“For this particular product, that could mean three or four separate weighers,” recalls Mike Weeks, president of APPA Fine Foods. “The manual line was employing upward of 40 people . . . . We wanted to speed up the process and get that number closer to 10. I met with four companies and ultimately settled on Ohlson Packaging in Taunton, Massachusetts, because they provided guarantees that many other suppliers were not willing to meet.”
Ohlson Packaging has a group of applications engineers that review every project to ensure that what they promise is indeed what they can deliver. They signed off on the feasibility of this solution and gave the project two thumbs up.
“This showed us from the beginning of our relationship that they were very professional and exceeded what other companies have generally offered,” Weeks said. “To utilize our space best, we wanted the line elevated 10 ft. above the production room floor to allow working access below. Ohlson Packaging’s engineers designed a monolithic platform to accommodate three scales and extended the product delivery system to about 17 ft. in overall height. They also designed the software to allow for single- or multiple-scale operation depending on which product or products were scheduled to run. After the Factory Acceptance Test at Ohlson Packaging’s manufacturing facility, the machinery was delivered to Corona.
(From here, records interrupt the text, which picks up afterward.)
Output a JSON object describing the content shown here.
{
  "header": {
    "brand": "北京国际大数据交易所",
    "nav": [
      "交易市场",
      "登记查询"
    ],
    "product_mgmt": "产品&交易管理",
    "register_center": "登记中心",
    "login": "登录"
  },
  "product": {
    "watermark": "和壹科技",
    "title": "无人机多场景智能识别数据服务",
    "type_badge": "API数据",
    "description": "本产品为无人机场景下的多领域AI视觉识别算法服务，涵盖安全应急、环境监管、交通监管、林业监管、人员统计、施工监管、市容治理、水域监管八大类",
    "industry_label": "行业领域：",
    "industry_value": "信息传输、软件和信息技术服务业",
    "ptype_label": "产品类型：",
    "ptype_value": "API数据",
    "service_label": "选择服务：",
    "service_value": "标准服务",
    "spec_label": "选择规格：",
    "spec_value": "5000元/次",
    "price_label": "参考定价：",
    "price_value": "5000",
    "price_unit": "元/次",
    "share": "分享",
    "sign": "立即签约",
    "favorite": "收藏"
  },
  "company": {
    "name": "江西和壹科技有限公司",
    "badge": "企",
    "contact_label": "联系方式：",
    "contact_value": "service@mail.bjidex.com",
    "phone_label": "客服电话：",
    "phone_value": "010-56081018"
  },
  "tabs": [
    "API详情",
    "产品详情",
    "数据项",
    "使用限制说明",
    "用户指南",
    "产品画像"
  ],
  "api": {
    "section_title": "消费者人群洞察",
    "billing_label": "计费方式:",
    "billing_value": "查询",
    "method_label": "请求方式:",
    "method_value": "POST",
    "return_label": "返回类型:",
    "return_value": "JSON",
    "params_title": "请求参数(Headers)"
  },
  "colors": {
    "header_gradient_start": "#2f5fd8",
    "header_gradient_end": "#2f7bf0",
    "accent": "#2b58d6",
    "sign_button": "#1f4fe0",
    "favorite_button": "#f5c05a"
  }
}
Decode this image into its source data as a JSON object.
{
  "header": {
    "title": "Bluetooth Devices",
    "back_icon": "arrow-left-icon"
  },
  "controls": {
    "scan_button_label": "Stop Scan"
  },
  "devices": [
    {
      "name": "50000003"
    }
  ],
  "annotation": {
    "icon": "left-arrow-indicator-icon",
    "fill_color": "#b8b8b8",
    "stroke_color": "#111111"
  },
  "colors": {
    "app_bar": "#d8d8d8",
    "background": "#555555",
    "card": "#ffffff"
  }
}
Within 18 hours the entire system [was] . . . ready for production.”
APPA hired a new tech to be trained specifically for this system. Weeks says, “His skills and ability have contributed greatly to the success of this project. Ohlson also visits the plant frequently, and we work together to continuously improve the operation of the line.”
The line has exceeded expectations. Weeks explained, saying, “The system was sold to produce 30 finished packages per minute. Through our mutual efforts, we are now operating at between 35 – 41 finished bags per minute. Before the Ohlson Packaging system, our manual operation peaked at 18 bags per minute. We were also able to operate the system with 10 people as we hoped.”
This article was previously published by Pack Expo, Show Daily, September 28th 2015